After this circuit board structure has been completed, one or more microwave circuit patterns may be formed on the surface carrying the original thin copper foil. Portions of the circuit pattern will, as desired, be connected to the ground plane by the now conductively coated through-holes.
As will be obvious to those skilled in the art, it is within the contemplation of the present invention to apply additional metal deposits such as, for example, copper-solder or copper-nickel-gold for the purpose of enhancing electrical properties and/or solderability of the copper layer or to obtain metal layers which are resistant to the action of chemical etchants used to define circuit elements.
While a preferred embodiment has been described, various modifications and substitutions may be made thereto without departing from the spirit and scope of the invention.

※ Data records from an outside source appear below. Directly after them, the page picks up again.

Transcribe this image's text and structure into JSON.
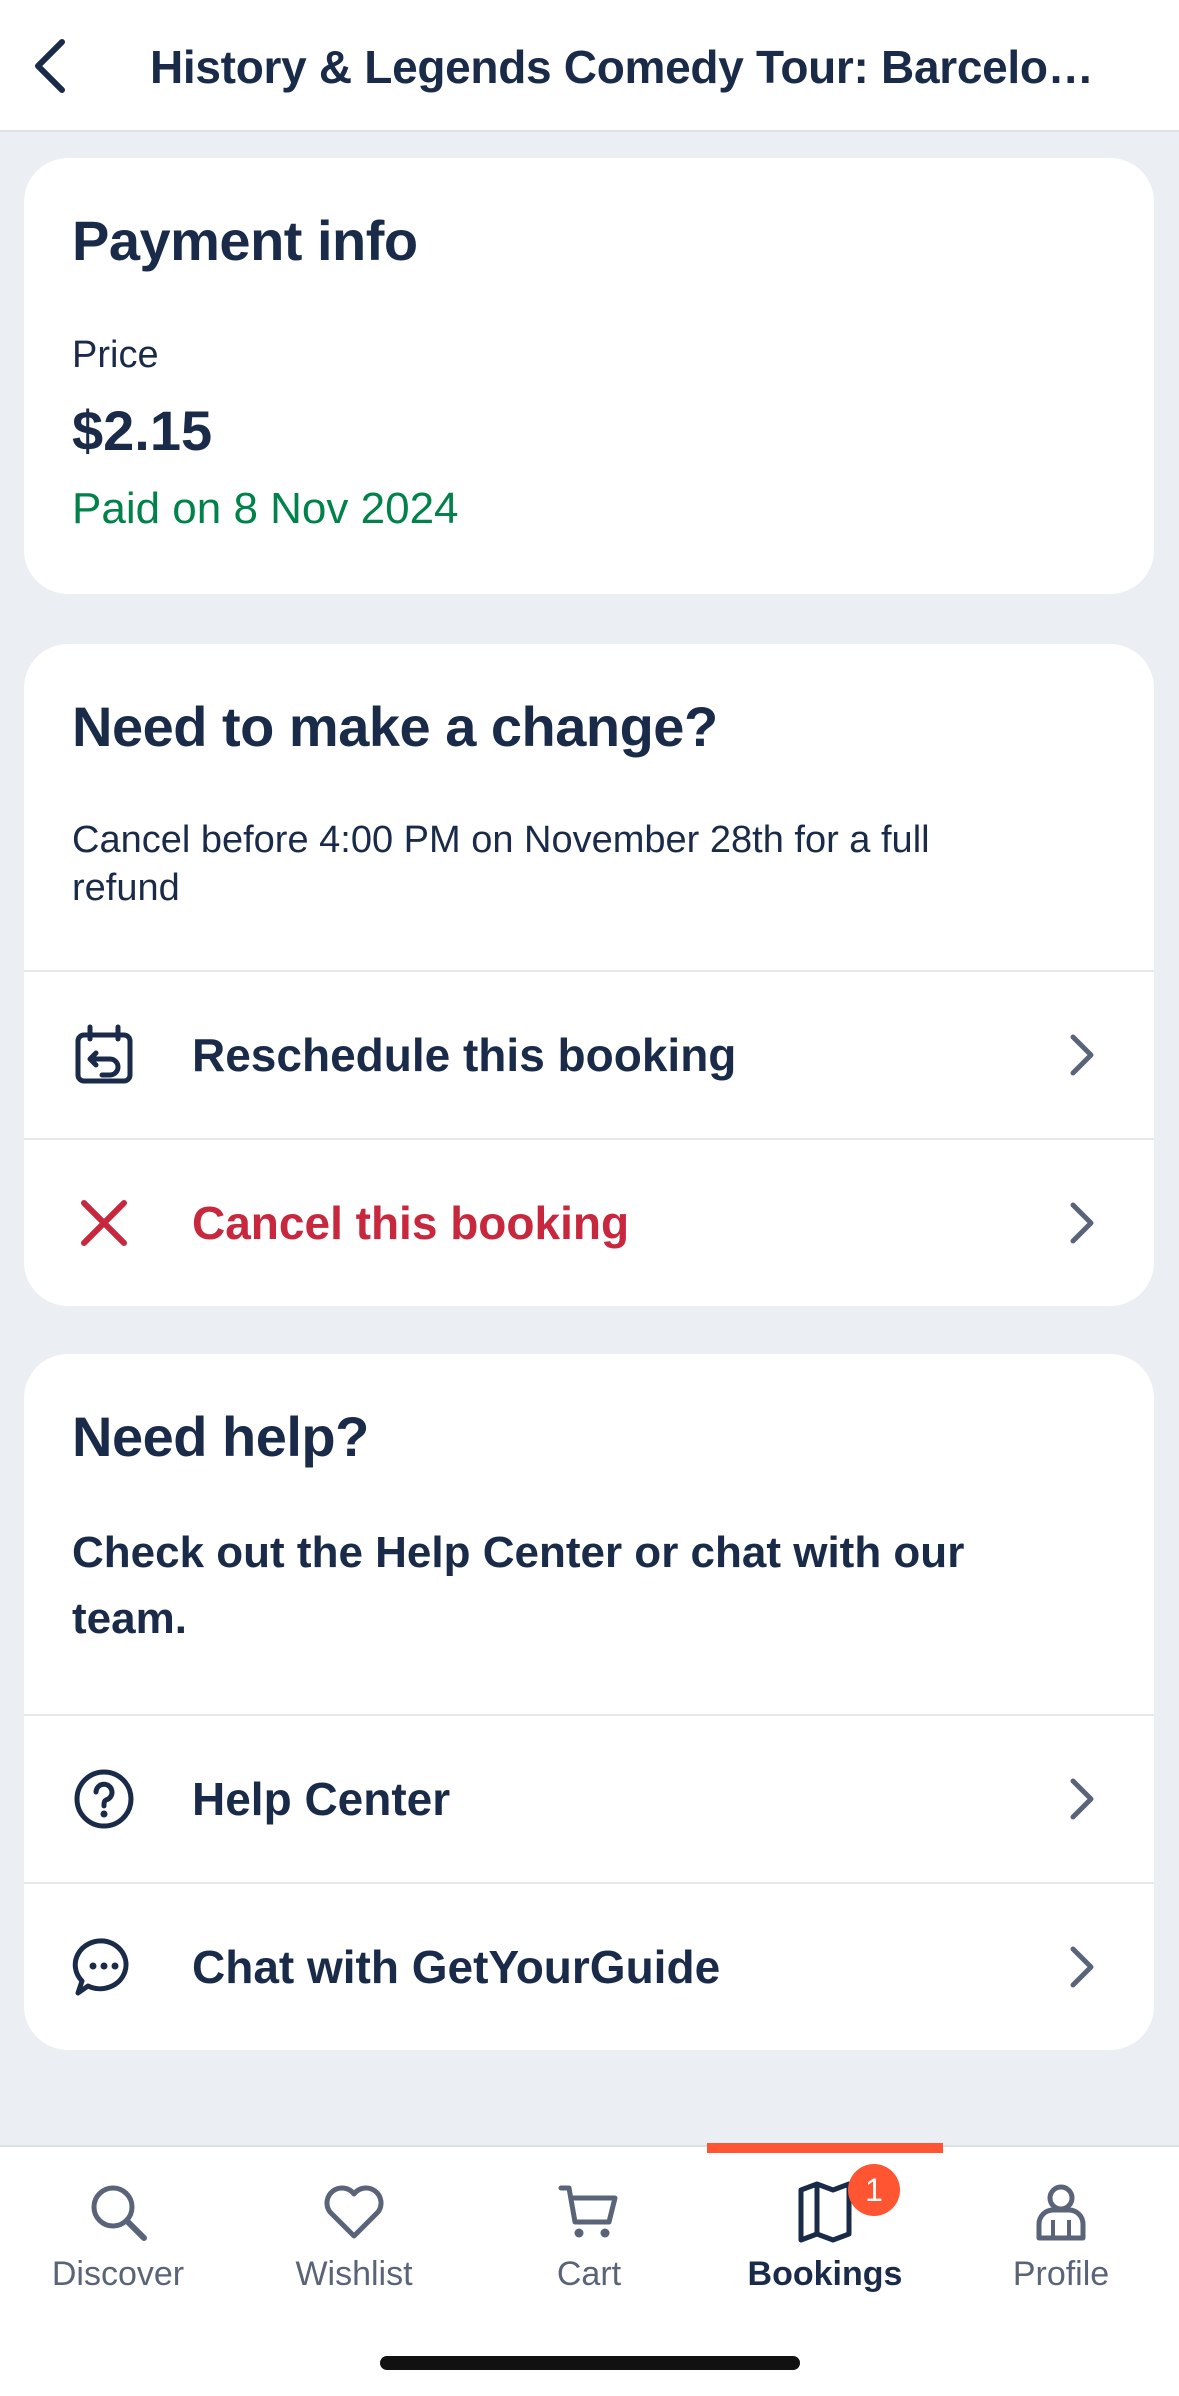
{
  "header": {
    "title": "History & Legends Comedy Tour: Barcelona..."
  },
  "payment": {
    "title": "Payment info",
    "price_label": "Price",
    "price": "$2.15",
    "paid_text": "Paid on 8 Nov 2024"
  },
  "change": {
    "title": "Need to make a change?",
    "description": "Cancel before 4:00 PM on November 28th for a full refund",
    "reschedule_label": "Reschedule this booking",
    "cancel_label": "Cancel this booking"
  },
  "help": {
    "title": "Need help?",
    "description": "Check out the Help Center or chat with our team.",
    "help_center_label": "Help Center",
    "chat_label": "Chat with GetYourGuide"
  },
  "tabs": [
    {
      "label": "Discover",
      "icon": "search-icon"
    },
    {
      "label": "Wishlist",
      "icon": "heart-icon"
    },
    {
      "label": "Cart",
      "icon": "cart-icon"
    },
    {
      "label": "Bookings",
      "icon": "bookings-icon",
      "active": true,
      "badge": "1"
    },
    {
      "label": "Profile",
      "icon": "profile-icon"
    }
  ],
  "colors": {
    "accent": "#ff5533",
    "text": "#1a2b49",
    "success": "#00824a",
    "danger": "#c8283e"
  }
}
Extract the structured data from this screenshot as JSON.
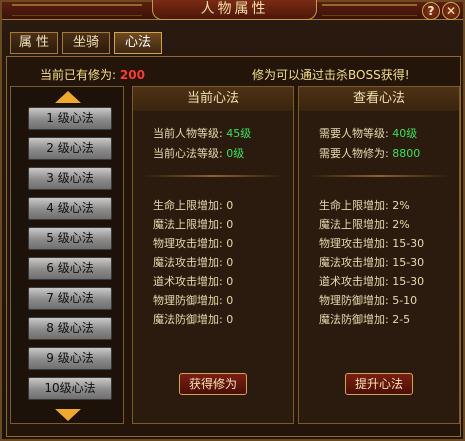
{
  "window": {
    "title": "人物属性"
  },
  "tabs": [
    {
      "label": "属 性",
      "active": false
    },
    {
      "label": "坐骑",
      "active": false
    },
    {
      "label": "心法",
      "active": true
    }
  ],
  "cultivation": {
    "label": "当前已有修为:",
    "value": "200",
    "hint": "修为可以通过击杀BOSS获得!"
  },
  "levels": [
    "1 级心法",
    "2 级心法",
    "3 级心法",
    "4 级心法",
    "5 级心法",
    "6 级心法",
    "7 级心法",
    "8 级心法",
    "9 级心法",
    "10级心法"
  ],
  "current": {
    "header": "当前心法",
    "info": [
      {
        "label": "当前人物等级:",
        "value": "45级"
      },
      {
        "label": "当前心法等级:",
        "value": "0级"
      }
    ],
    "stats": [
      {
        "label": "生命上限增加:",
        "value": "0"
      },
      {
        "label": "魔法上限增加:",
        "value": "0"
      },
      {
        "label": "物理攻击增加:",
        "value": "0"
      },
      {
        "label": "魔法攻击增加:",
        "value": "0"
      },
      {
        "label": "道术攻击增加:",
        "value": "0"
      },
      {
        "label": "物理防御增加:",
        "value": "0"
      },
      {
        "label": "魔法防御增加:",
        "value": "0"
      }
    ],
    "button": "获得修为"
  },
  "view": {
    "header": "查看心法",
    "info": [
      {
        "label": "需要人物等级:",
        "value": "40级"
      },
      {
        "label": "需要人物修为:",
        "value": "8800"
      }
    ],
    "stats": [
      {
        "label": "生命上限增加:",
        "value": "2%"
      },
      {
        "label": "魔法上限增加:",
        "value": "2%"
      },
      {
        "label": "物理攻击增加:",
        "value": "15-30"
      },
      {
        "label": "魔法攻击增加:",
        "value": "15-30"
      },
      {
        "label": "道术攻击增加:",
        "value": "15-30"
      },
      {
        "label": "物理防御增加:",
        "value": "5-10"
      },
      {
        "label": "魔法防御增加:",
        "value": "2-5"
      }
    ],
    "button": "提升心法"
  },
  "icons": {
    "help": "question-icon",
    "close": "close-icon",
    "scroll_up": "arrow-up-icon",
    "scroll_down": "arrow-down-icon"
  },
  "controls": {
    "help_glyph": "?",
    "close_glyph": "✕"
  }
}
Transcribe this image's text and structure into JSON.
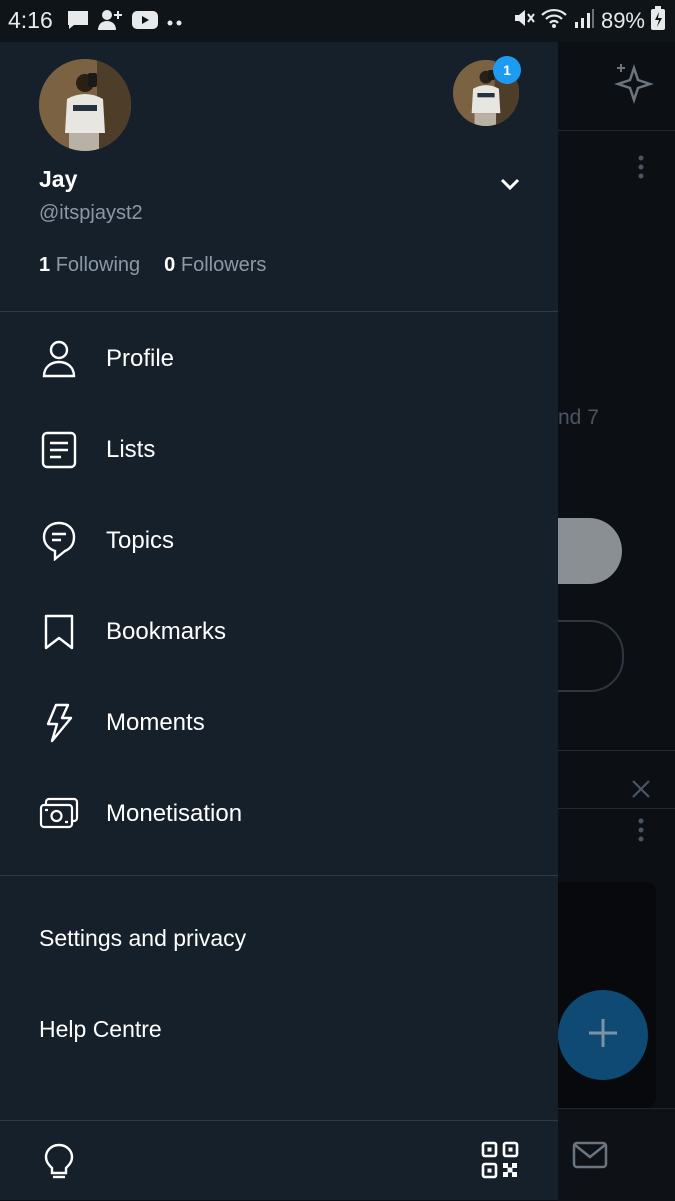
{
  "status_bar": {
    "time": "4:16",
    "battery": "89%",
    "left_icons": [
      "message-icon",
      "add-person-icon",
      "youtube-icon",
      "more-dots-icon"
    ],
    "right_icons": [
      "mute-icon",
      "wifi-icon",
      "signal-icon",
      "battery-charging-icon"
    ]
  },
  "profile": {
    "name": "Jay",
    "handle": "@itspjayst2",
    "following_count": "1",
    "following_label": "Following",
    "followers_count": "0",
    "followers_label": "Followers",
    "account_badge": "1"
  },
  "menu": [
    {
      "label": "Profile",
      "icon": "person-icon"
    },
    {
      "label": "Lists",
      "icon": "list-icon"
    },
    {
      "label": "Topics",
      "icon": "topic-icon"
    },
    {
      "label": "Bookmarks",
      "icon": "bookmark-icon"
    },
    {
      "label": "Moments",
      "icon": "lightning-icon"
    },
    {
      "label": "Monetisation",
      "icon": "money-icon"
    }
  ],
  "secondary": {
    "settings": "Settings and privacy",
    "help": "Help Centre"
  },
  "background": {
    "partial_text": "nd 7"
  },
  "colors": {
    "drawer_bg": "#16202b",
    "accent": "#1d9bf0",
    "secondary_text": "#8b98a5"
  }
}
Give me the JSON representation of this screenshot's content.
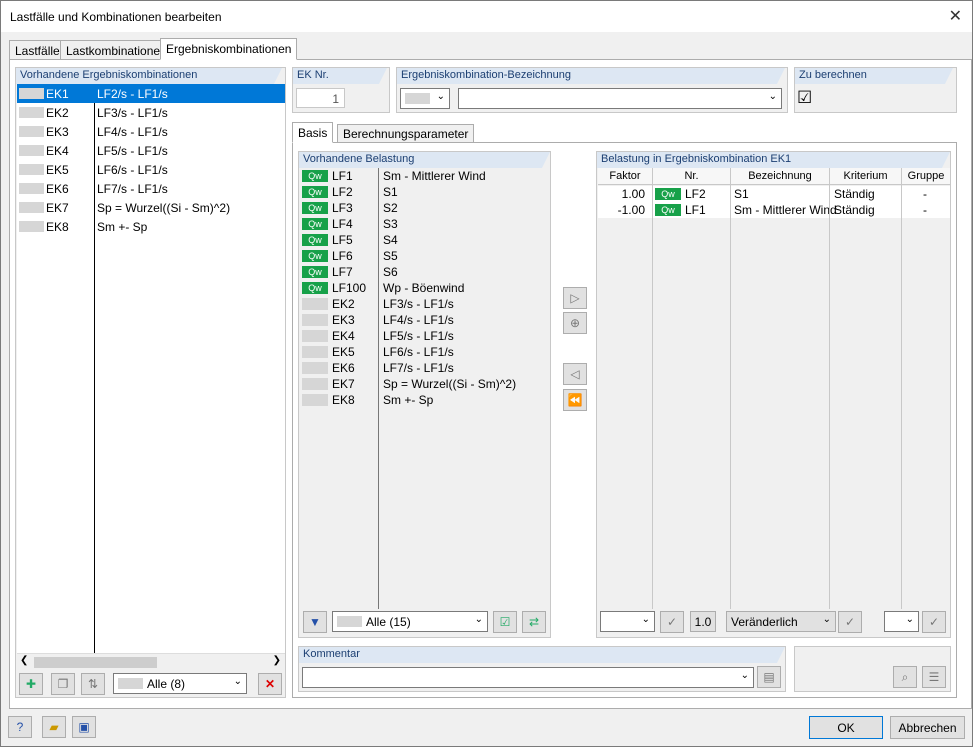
{
  "window": {
    "title": "Lastfälle und Kombinationen bearbeiten",
    "close": "✕"
  },
  "tabs": [
    "Lastfälle",
    "Lastkombinationen",
    "Ergebniskombinationen"
  ],
  "left": {
    "header": "Vorhandene Ergebniskombinationen",
    "items": [
      {
        "id": "EK1",
        "desc": "LF2/s - LF1/s"
      },
      {
        "id": "EK2",
        "desc": "LF3/s - LF1/s"
      },
      {
        "id": "EK3",
        "desc": "LF4/s - LF1/s"
      },
      {
        "id": "EK4",
        "desc": "LF5/s - LF1/s"
      },
      {
        "id": "EK5",
        "desc": "LF6/s - LF1/s"
      },
      {
        "id": "EK6",
        "desc": "LF7/s - LF1/s"
      },
      {
        "id": "EK7",
        "desc": "Sp = Wurzel((Si - Sm)^2)"
      },
      {
        "id": "EK8",
        "desc": "Sm +- Sp"
      }
    ],
    "filter": "Alle (8)"
  },
  "ek_nr": {
    "label": "EK Nr.",
    "value": "1"
  },
  "bezeichnung": {
    "label": "Ergebniskombination-Bezeichnung",
    "value": ""
  },
  "zu_berechnen": {
    "label": "Zu berechnen",
    "checked": "☑"
  },
  "inner_tabs": [
    "Basis",
    "Berechnungsparameter"
  ],
  "vorhandene": {
    "header": "Vorhandene Belastung",
    "qw": "Qw",
    "items": [
      {
        "qw": true,
        "id": "LF1",
        "desc": "Sm - Mittlerer Wind"
      },
      {
        "qw": true,
        "id": "LF2",
        "desc": "S1"
      },
      {
        "qw": true,
        "id": "LF3",
        "desc": "S2"
      },
      {
        "qw": true,
        "id": "LF4",
        "desc": "S3"
      },
      {
        "qw": true,
        "id": "LF5",
        "desc": "S4"
      },
      {
        "qw": true,
        "id": "LF6",
        "desc": "S5"
      },
      {
        "qw": true,
        "id": "LF7",
        "desc": "S6"
      },
      {
        "qw": true,
        "id": "LF100",
        "desc": "Wp - Böenwind"
      },
      {
        "qw": false,
        "id": "EK2",
        "desc": "LF3/s - LF1/s"
      },
      {
        "qw": false,
        "id": "EK3",
        "desc": "LF4/s - LF1/s"
      },
      {
        "qw": false,
        "id": "EK4",
        "desc": "LF5/s - LF1/s"
      },
      {
        "qw": false,
        "id": "EK5",
        "desc": "LF6/s - LF1/s"
      },
      {
        "qw": false,
        "id": "EK6",
        "desc": "LF7/s - LF1/s"
      },
      {
        "qw": false,
        "id": "EK7",
        "desc": "Sp = Wurzel((Si - Sm)^2)"
      },
      {
        "qw": false,
        "id": "EK8",
        "desc": "Sm +- Sp"
      }
    ],
    "filter": "Alle (15)"
  },
  "belastung": {
    "header": "Belastung in Ergebniskombination EK1",
    "columns": [
      "Faktor",
      "Nr.",
      "Bezeichnung",
      "Kriterium",
      "Gruppe"
    ],
    "rows": [
      {
        "faktor": "1.00",
        "nr": "LF2",
        "bez": "S1",
        "krit": "Ständig",
        "gruppe": "-"
      },
      {
        "faktor": "-1.00",
        "nr": "LF1",
        "bez": "Sm - Mittlerer Wind",
        "krit": "Ständig",
        "gruppe": "-"
      }
    ],
    "factor_btn": "1.0",
    "kriterium": "Veränderlich"
  },
  "kommentar": {
    "label": "Kommentar",
    "value": ""
  },
  "buttons": {
    "ok": "OK",
    "cancel": "Abbrechen"
  }
}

Accordingly, it will be understood that the present invention has been described by way of illustration and not limitation.
|Cited Patent||Filing date||Publication date||Applicant||Title|
|US4293377 *||Jun 27, 1979||Oct 6, 1981||Rogers Corporation||Manufacturing method for circuit board|
|US4389278 *||Jul 2, 1982||Jun 21, 1983||Kazuo Kai||Method for manufacturing circuit board with through hole|
|Citing Patent||Filing date||Publication date||Applicant||Title|
|US4633035 *||Nov 9, 1984||Dec 30, 1986||Rogers Corporation||Microwave circuit boards|
|US4897338 *||Aug 3, 1987||Jan 30, 1990||Allied-Signal Inc.||Method for the manufacture of multilayer printed circuit boards|
|US4999740 *||Mar 6, 1989||Mar 12, 1991||Allied-Signal Inc.||Electronic device for managing and dissipating heat and for improving inspection and repair, and method of manufacture thereof|
|US5503718 *||Feb 22, 1995||Apr 2, 1996||Nihon Chikudenki Kogyo Kabushiki||Method of etching aluminum foil for electrolytic capacitors|
|US5938455 *||May 15, 1996||Aug 17, 1999||Ford Motor Company||Three-dimensional molded circuit board having interlocking connections|
|US6884393||Jul 13, 2001||Apr 26, 2005||Ethicon, Inc.||Surface treatment of aluminum alloys to improve sterilization process compatibility|
|US6973719 *||Nov 22, 2003||Dec 13, 2005||Patel Rati M||Method of making a thermal management for a circuit board panel|
|US20030053930 *||Jul 13, 2001||Mar 20, 2003||Hui Henry K.||Surface treatment of aluminum alloys to improve sterilization process compatibility|
|U.S. Classification||205/125, 427/97.2, 216/18, 439/85, 205/172|
|International Classification||H01P11/00, H05K3/44, H05K1/02, H05K3/42, H05K9/00|
|Cooperative Classification||H05K9/0039, H05K3/427, H05K2203/0315, H05K3/42, H05K2201/0347, H05K3/44, H05K1/0237, H05K2201/09554|
|European Classification||H05K3/42, H05K9/00B4B, H05K3/44|
|Jul 12, 1982||AS||Assignment|
Owner name: ROGERS CORPORATION, ROGERS, CT. A CORP. OF MASS.
Free format text: ASSIGNMENT OF ASSIGNORS INTEREST.;ASSIGNOR:MCMONAGLE, RODGER P.;REEL/FRAME:004034/0820
Effective date: 19820706
|Jan 24, 1989||REMI||Maintenance fee reminder mailed|
|Jun 25, 1989||LAPS||Lapse for failure to pay maintenance fees|
|Sep 19, 1989||FP||Expired due to failure to pay maintenance fee|
Effective date: 19890625